While the advantages of using FITS for our data from the start of the chain should be evident from the previous section (e.g., the large body of software usable as-is, the ease of archiving and of sharing the data), we have found that this comes at the price of a significant amount of work in defining the files formats and keywords and in checking that the chosen format is actually compatible with the large body of software that we are going to use. As for the other supposed disadvantages of FITS, namely the inefficiencies both in terms of sheer file size and of I/O requirements, we have found that, with our typical data sizes (an observation file set being of order 10 MB in size) and with the speed of modern machines and the size of modern disks, these disadvantages are almost negligible, and that the choice of a more efficient but non-standard file format is therefore not justified.
Starting from the raw telemetry tapes the data files go through the following steps:
To analyze the calibration data, thanks to the fact that the data produced during ground calibration by the electronic ground support equipment have essentially the same format as the flight data, we are using the same tools and the same approach as we will take for the flight data. This gives us the possibility of thoroughly testing the data analysis chain before flight.
The adoption of FITS and the extensive recycling of existing software has allowed us to put together a complete data analysis chain for the SAX LEGSPC detector using a relatively small amount of resources. This task would not have been possible, within the same resource constraint, by using a more traditional approach of re-designing everything from scratch in-house, even using fancy environments such as IDL.
Favata, F., & Smith, A. 1989, in EUV, X-ray and Gamma-Ray Instrumentation for Astronomy and Atomic Physics, SPIE Conference Proceedings, Vol. 1159 (Bellingham, SPIE), p. 488
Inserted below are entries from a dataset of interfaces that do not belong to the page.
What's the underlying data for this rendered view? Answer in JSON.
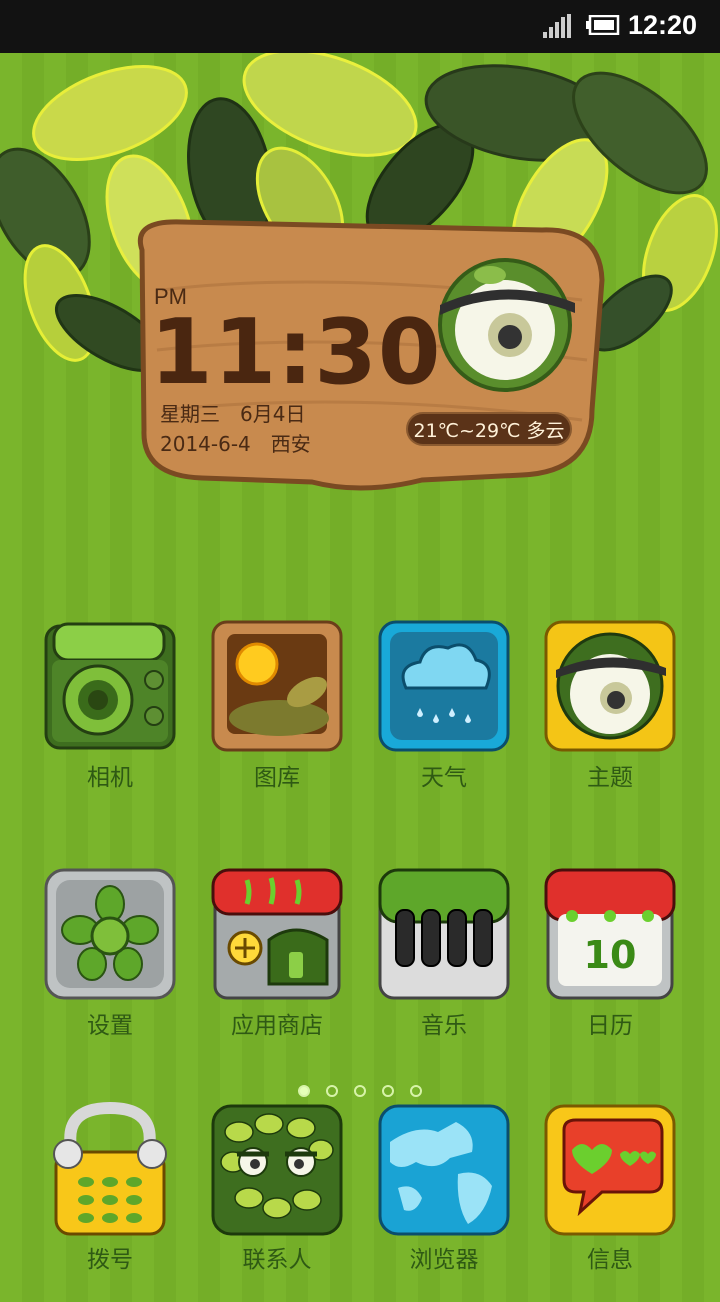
{
  "status_bar": {
    "time": "12:20"
  },
  "clock_widget": {
    "ampm": "PM",
    "time": "11:30",
    "weekday_date": "星期三　6月4日",
    "date_city": "2014-6-4　西安",
    "weather": "21℃~29℃ 多云"
  },
  "apps": [
    {
      "label": "相机",
      "icon": "camera-icon"
    },
    {
      "label": "图库",
      "icon": "gallery-icon"
    },
    {
      "label": "天气",
      "icon": "weather-icon"
    },
    {
      "label": "主题",
      "icon": "theme-icon"
    },
    {
      "label": "设置",
      "icon": "settings-icon"
    },
    {
      "label": "应用商店",
      "icon": "app-store-icon"
    },
    {
      "label": "音乐",
      "icon": "music-icon"
    },
    {
      "label": "日历",
      "icon": "calendar-icon",
      "badge": "10"
    },
    {
      "label": "拨号",
      "icon": "phone-icon"
    },
    {
      "label": "联系人",
      "icon": "contacts-icon"
    },
    {
      "label": "浏览器",
      "icon": "browser-icon"
    },
    {
      "label": "信息",
      "icon": "messages-icon"
    }
  ],
  "page_indicator": {
    "pages": 5,
    "active": 1
  },
  "colors": {
    "background": "#7ab52c",
    "wood": "#c88a4e",
    "label": "#2f5a14"
  }
}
Parmar, A. N., Smith, A., Bavdaz, M. 1990, in Observatories in Earth Orbit and Beyond, ed. Y. Kondo, (Dordrecht, Kluwer)
Scarsi, L. 1993, A&AS, 97, 371